How did you get interested in this story?
My wife and I are board members of an organization that advocates for individuals with developmental disabilities. My sister-in-law is severely autistic. In 2005 I arranged a book signing at a local community college for the founder of our organization. He had self-published a book about a federal class-action lawsuit he initiated over horrifying conditions at Belchertown State School in western Massachusetts and other institutions. At that signing, a 62-year-old student named Donald Vitkus told me he himself had grown up at Belchertown, and was looking for someone to write his story. That conversation evolved into this book.
How did you begin writing it?  What research did you take on?
Even though this wasn't the story of my own life, I took a couple of memoir writing courses. Our first assignment was to write just one scene, and that's what I did.
Most of the research occurred at my dining room table, interviewing Donald. I recorded our talks (nearly 24 hours in total), transcribed them, and worked from those notes. A major plus was that Donald had acquired detailed records from his years in the institution, many of which are reproduced in the book. I talked to his family, other former residents of the state school, a historian with the Massachusetts Department of Developmental Services, visited libraries and museums, read related books, and, of course, searched the web.
Describe your working relationship with Donald.  How often did you correspond?  What did you talk about?  How much artistic license did you take in creating a readable story?
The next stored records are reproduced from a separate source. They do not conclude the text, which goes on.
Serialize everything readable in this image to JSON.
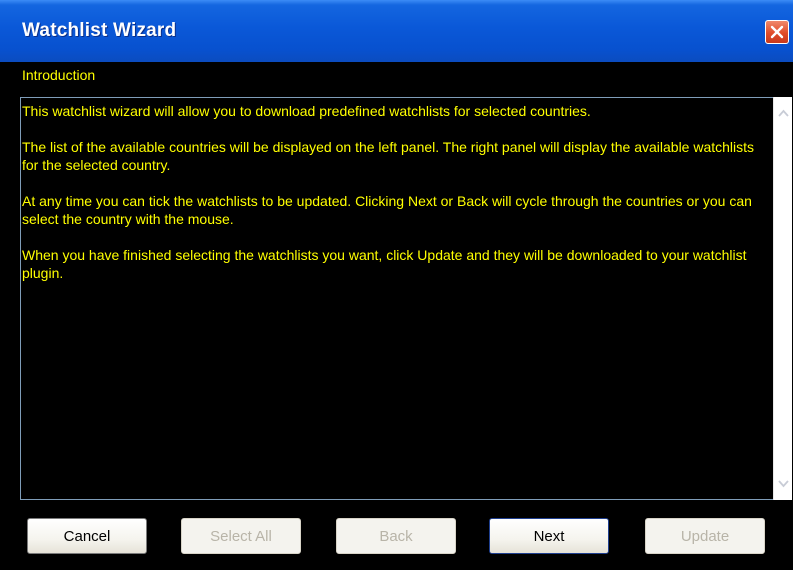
{
  "window": {
    "title": "Watchlist Wizard"
  },
  "page": {
    "heading": "Introduction",
    "paragraphs": [
      "This watchlist wizard will allow you to download predefined watchlists for selected countries.",
      "The list of the available countries will be displayed on the left panel. The right panel will display the available watchlists for the selected country.",
      "At any time you can tick the watchlists to be updated. Clicking Next or Back will cycle through the countries or you can select the country with the mouse.",
      "When you have finished selecting the watchlists you want, click Update and they will be downloaded to your watchlist plugin."
    ]
  },
  "buttons": {
    "cancel": "Cancel",
    "select_all": "Select All",
    "back": "Back",
    "next": "Next",
    "update": "Update"
  },
  "icons": {
    "close": "close-icon",
    "scroll_up": "scroll-up-arrow-icon",
    "scroll_down": "scroll-down-arrow-icon"
  },
  "colors": {
    "text_accent": "#ffff00",
    "background": "#000000",
    "titlebar": "#0a58d8",
    "close_button": "#e04d2a"
  }
}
We met intermittently over a few years. In our initial talks, Donald related incidents that occurred while he was living at Belchertown, many of them painful and disturbing memories, some of them humorous. He told me about his Vietnam service, his work, his education, and his family. He shared everything. It was difficult to establish a time line because his memories were scattered. I pursued whatever piqued my interest, and sometimes he cried. Over the course of these conversations, we became close friends.
The challenge was to reconstruct scenes and dialogue without compromising fact. This is a true story, told in first person from Donald's point of view. For lack of a better term, I call it narrative nonfiction. I made every effort to use Donald's voice, to remain accurate and faithful to his account. In the interest of privacy, I changed a few names. But there are no fabricated incidents because we both wanted to convey what actually happened in this community within a community, and how those eleven years locked away from society affected his entire life.
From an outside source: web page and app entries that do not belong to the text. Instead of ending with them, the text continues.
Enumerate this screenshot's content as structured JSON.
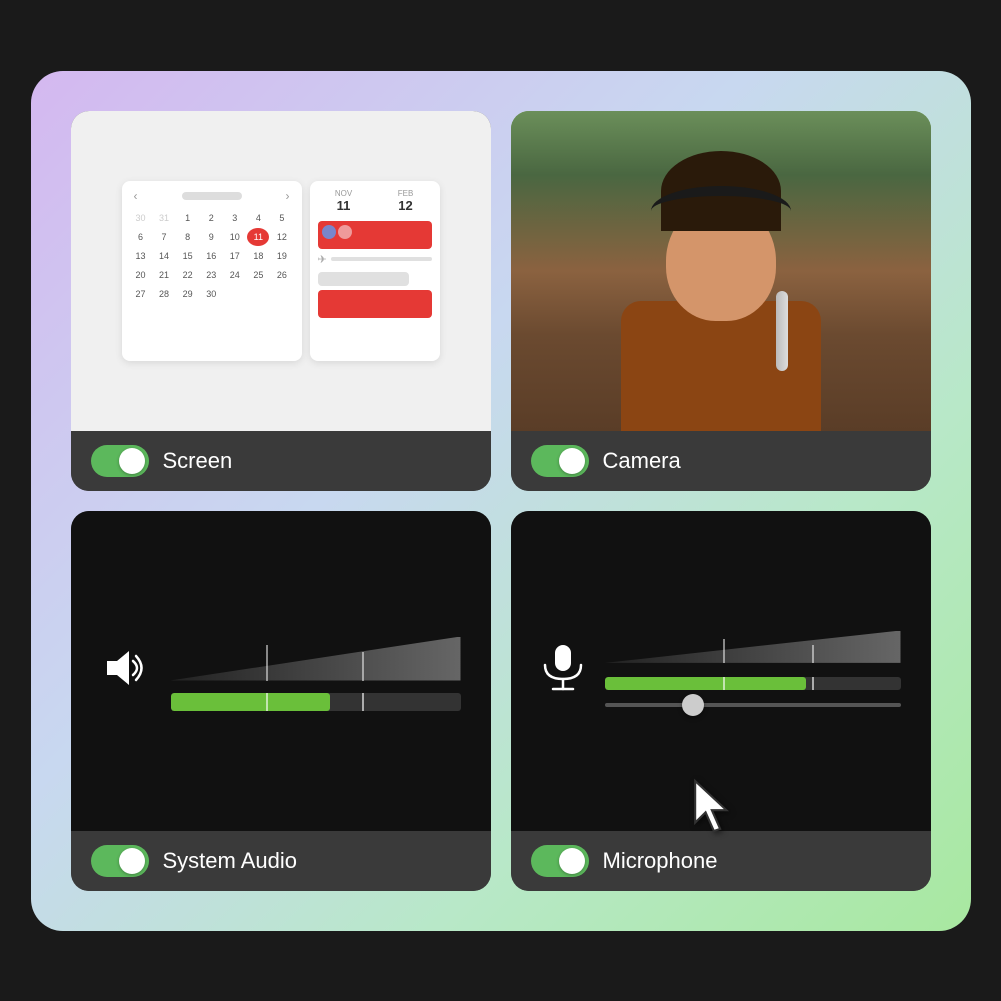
{
  "background": "#1a1a1a",
  "cards": {
    "screen": {
      "label": "Screen",
      "toggle_on": true
    },
    "camera": {
      "label": "Camera",
      "toggle_on": true
    },
    "system_audio": {
      "label": "System Audio",
      "toggle_on": true,
      "level_percent": 55
    },
    "microphone": {
      "label": "Microphone",
      "toggle_on": true,
      "level_percent": 68,
      "slider_percent": 32
    }
  },
  "calendar": {
    "days": [
      "30",
      "31",
      "1",
      "2",
      "3",
      "4",
      "5",
      "6",
      "7",
      "8",
      "9",
      "10",
      "11",
      "12",
      "13",
      "14",
      "15",
      "16",
      "17",
      "18",
      "19",
      "20",
      "21",
      "22",
      "23",
      "24",
      "25",
      "26",
      "27",
      "28",
      "29",
      "30"
    ],
    "today": "11"
  },
  "schedule": {
    "col1_label": "NOV",
    "col1_day": "11",
    "col2_label": "FEB",
    "col2_day": "12"
  },
  "colors": {
    "toggle_on": "#5cb85c",
    "card_bg": "#3a3a3a",
    "dark_card_bg": "#111111",
    "bar_fill": "#6abf3a",
    "gradient_start": "#d4b8f0",
    "gradient_end": "#a8e8a0"
  }
}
How long did it take? 
I laugh because the title of those initial courses was "Writing the Nine-Month Memoir." It took me eight years.
What were the steps to complete the book?
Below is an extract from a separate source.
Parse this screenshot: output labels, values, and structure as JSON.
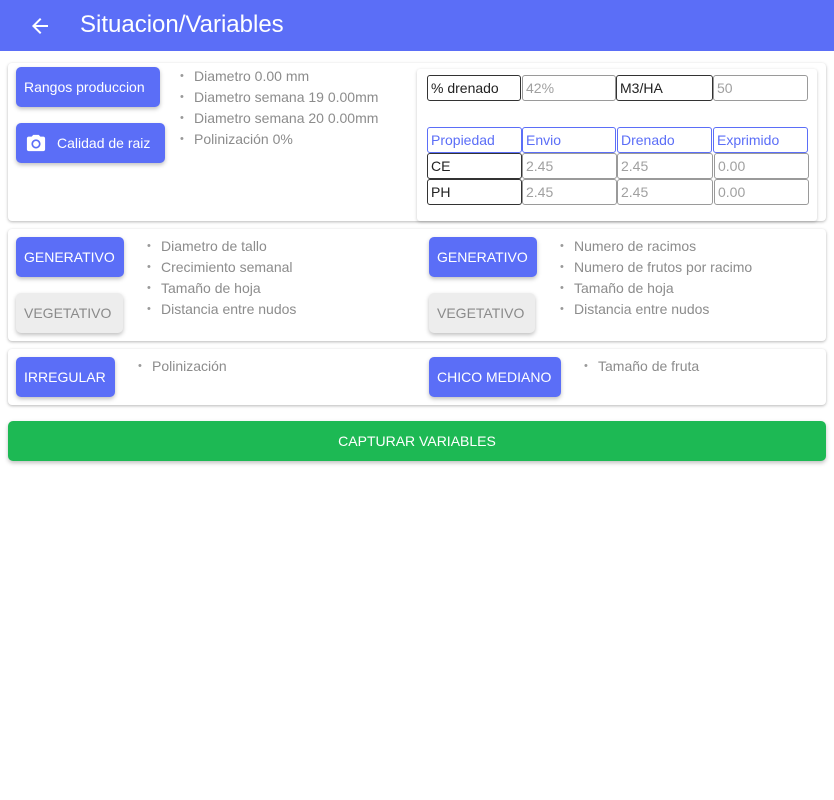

The interviewing was fascinating, and the transcribing tedious. At the same time, I needed to learn how to write a book. I had never written anything longer than a few thousand words, and knew nothing about structure, flow, dialogue, story arc, etc. I joined writers' groups, attended dozens of workshops and conferences, and took all three parts of your online class, Your Book Starts Here, through The Loft Literary Center. Your guidance and the feedback from other students were invaluable.
Anything else you'd like to share with readers here?
Two things. First of all, what a privilege it has been to be allowed intimate access inside the life of another human being. Second-now that our book is about to launch-the discovery that there's a lot more work involved in marketing a book after you finally hold a finished copy in your hand.

You're invited to meet Ed and Donald at the book launch on Sunday, November 13, at 4:00 p.m. at the Florence Civic Center, 90 Park Street, Florence MA 01062.  You can purchase the book here.